## [About this task]
Copy out, from the data, each line containing the string "lectus".

········

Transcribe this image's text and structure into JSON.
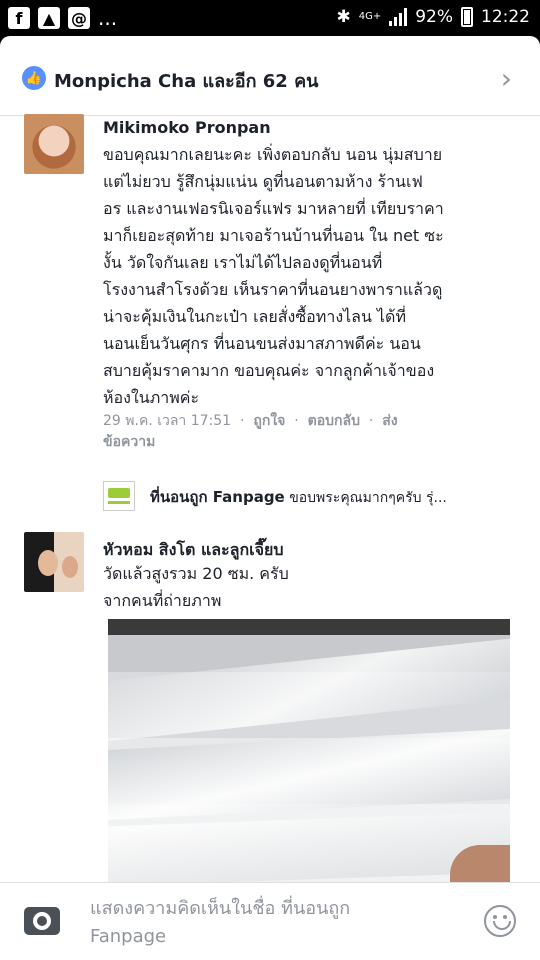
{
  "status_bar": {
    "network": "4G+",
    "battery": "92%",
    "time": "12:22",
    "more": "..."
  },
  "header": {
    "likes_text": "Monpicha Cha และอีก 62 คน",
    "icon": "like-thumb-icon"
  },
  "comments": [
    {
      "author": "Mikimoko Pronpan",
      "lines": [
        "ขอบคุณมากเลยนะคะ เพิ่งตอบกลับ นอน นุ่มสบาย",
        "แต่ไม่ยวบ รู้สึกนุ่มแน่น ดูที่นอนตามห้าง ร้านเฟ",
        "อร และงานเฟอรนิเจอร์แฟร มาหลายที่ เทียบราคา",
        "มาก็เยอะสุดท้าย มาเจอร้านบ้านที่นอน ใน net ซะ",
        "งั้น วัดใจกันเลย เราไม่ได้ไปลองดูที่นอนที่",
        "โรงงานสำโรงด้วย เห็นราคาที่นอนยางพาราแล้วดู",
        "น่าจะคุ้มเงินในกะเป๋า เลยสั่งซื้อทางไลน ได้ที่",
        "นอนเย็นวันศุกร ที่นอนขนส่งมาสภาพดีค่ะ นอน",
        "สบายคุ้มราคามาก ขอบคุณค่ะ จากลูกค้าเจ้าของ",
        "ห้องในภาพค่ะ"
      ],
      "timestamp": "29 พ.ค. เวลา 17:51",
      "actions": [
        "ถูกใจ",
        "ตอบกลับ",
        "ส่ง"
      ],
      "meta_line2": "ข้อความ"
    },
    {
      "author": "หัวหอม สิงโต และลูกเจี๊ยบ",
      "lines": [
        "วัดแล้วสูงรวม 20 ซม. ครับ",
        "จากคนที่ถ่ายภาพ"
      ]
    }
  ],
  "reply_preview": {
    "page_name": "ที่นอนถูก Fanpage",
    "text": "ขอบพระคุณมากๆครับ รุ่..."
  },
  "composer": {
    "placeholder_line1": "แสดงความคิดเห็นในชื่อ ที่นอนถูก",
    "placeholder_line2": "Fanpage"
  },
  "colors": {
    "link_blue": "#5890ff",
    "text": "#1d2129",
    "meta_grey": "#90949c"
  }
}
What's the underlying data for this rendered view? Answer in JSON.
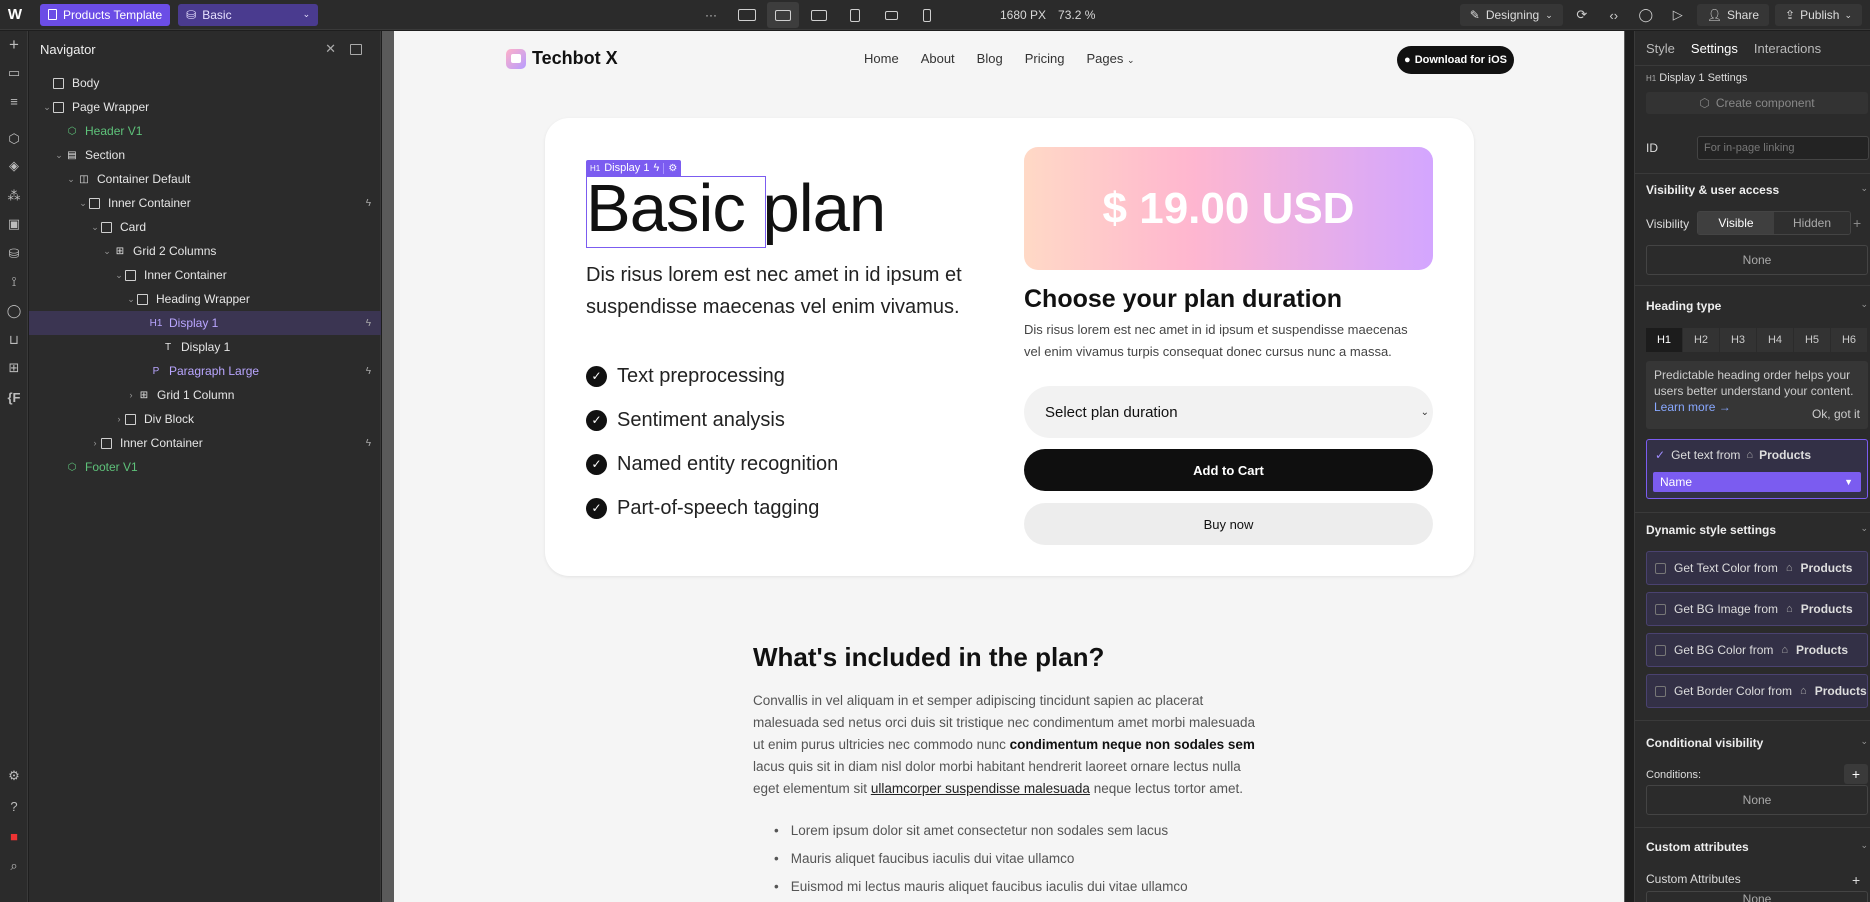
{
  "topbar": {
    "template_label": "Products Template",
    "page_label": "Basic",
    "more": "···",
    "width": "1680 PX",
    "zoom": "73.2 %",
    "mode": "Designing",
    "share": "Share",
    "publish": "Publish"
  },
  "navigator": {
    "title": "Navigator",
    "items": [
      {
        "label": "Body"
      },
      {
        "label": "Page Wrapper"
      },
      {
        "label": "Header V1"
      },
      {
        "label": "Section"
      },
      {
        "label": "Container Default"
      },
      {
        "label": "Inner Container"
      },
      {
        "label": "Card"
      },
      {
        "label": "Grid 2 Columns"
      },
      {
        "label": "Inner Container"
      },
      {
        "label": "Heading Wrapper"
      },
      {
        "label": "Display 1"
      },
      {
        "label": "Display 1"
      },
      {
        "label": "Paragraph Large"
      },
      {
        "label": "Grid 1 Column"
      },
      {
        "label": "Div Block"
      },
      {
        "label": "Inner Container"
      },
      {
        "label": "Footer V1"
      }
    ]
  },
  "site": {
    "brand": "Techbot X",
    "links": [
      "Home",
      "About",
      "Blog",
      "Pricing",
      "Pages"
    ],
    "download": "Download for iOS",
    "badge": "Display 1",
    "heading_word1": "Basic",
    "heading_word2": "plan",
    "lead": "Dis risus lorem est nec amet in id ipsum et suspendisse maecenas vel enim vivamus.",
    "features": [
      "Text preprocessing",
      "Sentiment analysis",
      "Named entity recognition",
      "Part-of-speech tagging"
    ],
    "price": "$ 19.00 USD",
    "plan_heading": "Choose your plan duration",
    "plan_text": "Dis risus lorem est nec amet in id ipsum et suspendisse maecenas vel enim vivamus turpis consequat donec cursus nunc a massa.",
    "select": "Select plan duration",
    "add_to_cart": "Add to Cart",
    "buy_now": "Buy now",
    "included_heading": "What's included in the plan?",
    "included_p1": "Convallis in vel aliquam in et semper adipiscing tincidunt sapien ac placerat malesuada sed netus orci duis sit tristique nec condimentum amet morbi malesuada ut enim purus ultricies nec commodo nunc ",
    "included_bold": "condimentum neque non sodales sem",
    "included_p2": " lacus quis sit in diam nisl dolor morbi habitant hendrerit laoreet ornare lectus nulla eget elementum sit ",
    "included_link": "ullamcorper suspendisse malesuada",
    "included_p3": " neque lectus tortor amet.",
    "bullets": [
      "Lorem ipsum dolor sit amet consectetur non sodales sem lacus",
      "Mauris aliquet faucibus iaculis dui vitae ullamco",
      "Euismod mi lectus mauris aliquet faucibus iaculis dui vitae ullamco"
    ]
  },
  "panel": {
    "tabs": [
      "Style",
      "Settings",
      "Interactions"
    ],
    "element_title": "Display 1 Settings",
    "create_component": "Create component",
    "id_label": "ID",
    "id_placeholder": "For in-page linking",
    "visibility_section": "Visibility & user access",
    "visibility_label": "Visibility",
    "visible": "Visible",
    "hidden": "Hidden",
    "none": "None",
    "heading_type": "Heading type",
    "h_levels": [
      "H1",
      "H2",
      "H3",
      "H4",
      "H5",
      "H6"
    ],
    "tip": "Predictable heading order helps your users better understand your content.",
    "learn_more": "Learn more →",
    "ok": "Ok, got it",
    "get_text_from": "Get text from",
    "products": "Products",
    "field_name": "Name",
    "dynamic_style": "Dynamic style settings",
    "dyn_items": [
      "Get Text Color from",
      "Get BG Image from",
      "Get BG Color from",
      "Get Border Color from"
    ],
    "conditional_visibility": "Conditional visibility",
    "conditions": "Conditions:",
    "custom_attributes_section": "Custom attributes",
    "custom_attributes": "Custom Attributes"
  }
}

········

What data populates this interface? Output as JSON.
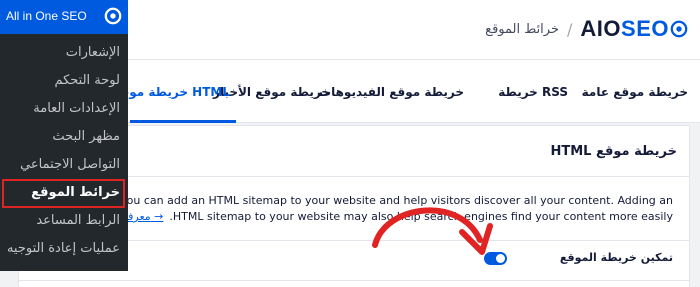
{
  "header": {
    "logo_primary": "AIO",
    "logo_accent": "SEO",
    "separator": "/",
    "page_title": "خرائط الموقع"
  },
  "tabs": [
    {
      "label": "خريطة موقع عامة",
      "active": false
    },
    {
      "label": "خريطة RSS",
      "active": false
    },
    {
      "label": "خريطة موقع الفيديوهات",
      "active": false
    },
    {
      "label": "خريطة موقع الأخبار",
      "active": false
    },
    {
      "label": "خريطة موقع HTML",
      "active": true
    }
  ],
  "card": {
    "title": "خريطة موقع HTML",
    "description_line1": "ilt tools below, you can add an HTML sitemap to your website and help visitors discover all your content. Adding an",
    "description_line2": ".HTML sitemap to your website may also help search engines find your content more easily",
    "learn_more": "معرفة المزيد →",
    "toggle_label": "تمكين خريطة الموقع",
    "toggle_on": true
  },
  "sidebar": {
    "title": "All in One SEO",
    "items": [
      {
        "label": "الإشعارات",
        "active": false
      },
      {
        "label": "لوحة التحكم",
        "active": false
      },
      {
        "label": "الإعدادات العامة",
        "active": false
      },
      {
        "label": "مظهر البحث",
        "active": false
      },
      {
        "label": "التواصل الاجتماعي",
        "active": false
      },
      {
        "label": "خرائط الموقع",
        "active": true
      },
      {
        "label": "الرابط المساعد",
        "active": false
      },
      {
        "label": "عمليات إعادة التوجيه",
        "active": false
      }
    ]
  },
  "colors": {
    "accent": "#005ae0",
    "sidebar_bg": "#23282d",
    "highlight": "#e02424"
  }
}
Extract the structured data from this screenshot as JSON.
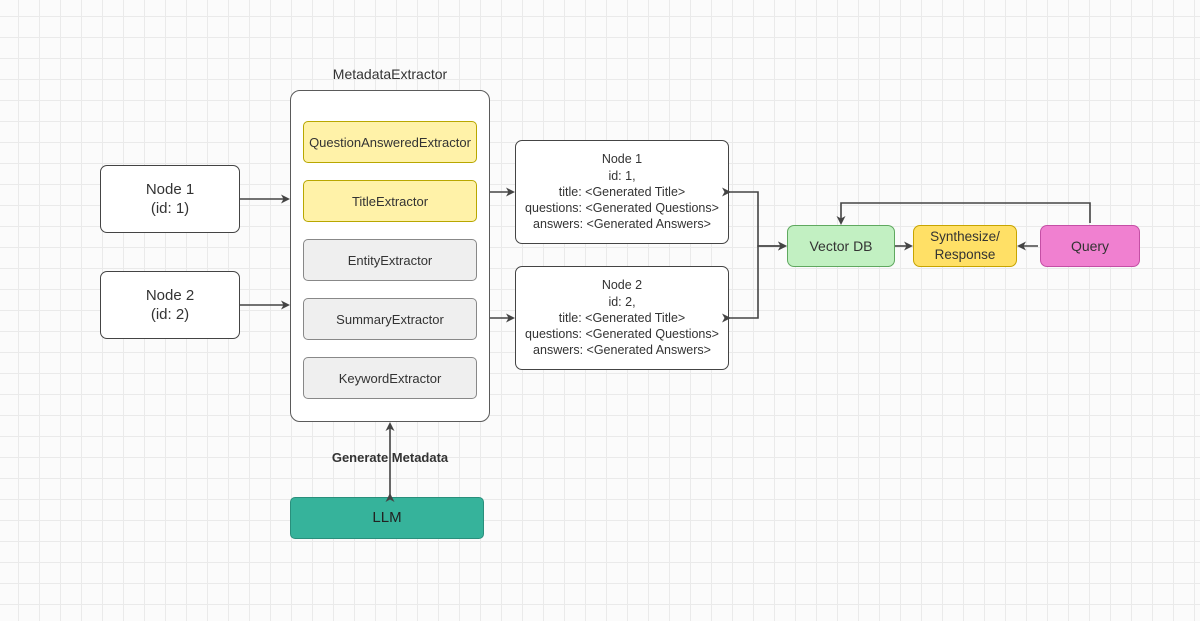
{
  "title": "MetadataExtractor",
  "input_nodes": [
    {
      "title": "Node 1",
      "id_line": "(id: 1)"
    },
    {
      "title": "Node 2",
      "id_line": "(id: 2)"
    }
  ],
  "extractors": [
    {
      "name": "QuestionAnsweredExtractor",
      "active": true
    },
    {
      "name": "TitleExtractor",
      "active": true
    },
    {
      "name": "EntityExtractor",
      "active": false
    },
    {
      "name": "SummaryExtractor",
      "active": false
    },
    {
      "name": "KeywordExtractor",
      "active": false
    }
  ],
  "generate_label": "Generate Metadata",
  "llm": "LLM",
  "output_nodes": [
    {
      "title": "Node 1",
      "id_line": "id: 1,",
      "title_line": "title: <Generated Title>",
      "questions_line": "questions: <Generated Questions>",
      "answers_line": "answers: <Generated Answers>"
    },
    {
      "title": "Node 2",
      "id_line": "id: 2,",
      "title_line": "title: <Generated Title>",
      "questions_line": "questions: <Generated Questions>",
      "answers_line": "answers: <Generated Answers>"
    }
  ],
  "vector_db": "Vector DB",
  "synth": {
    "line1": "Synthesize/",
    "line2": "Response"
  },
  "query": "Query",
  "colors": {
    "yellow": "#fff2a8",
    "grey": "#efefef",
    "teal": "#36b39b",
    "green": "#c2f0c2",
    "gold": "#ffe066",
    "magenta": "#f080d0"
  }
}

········

## [Your response]
    "included_p2": " lacus quis sit in diam nisl dolor morbi habitant hendrerit laoreet ornare lectus nulla eget elementum sit ",
    "included_p3": " neque lectus tortor amet.",
      "Euismod mi lectus mauris aliquet faucibus iaculis dui vitae ullamco"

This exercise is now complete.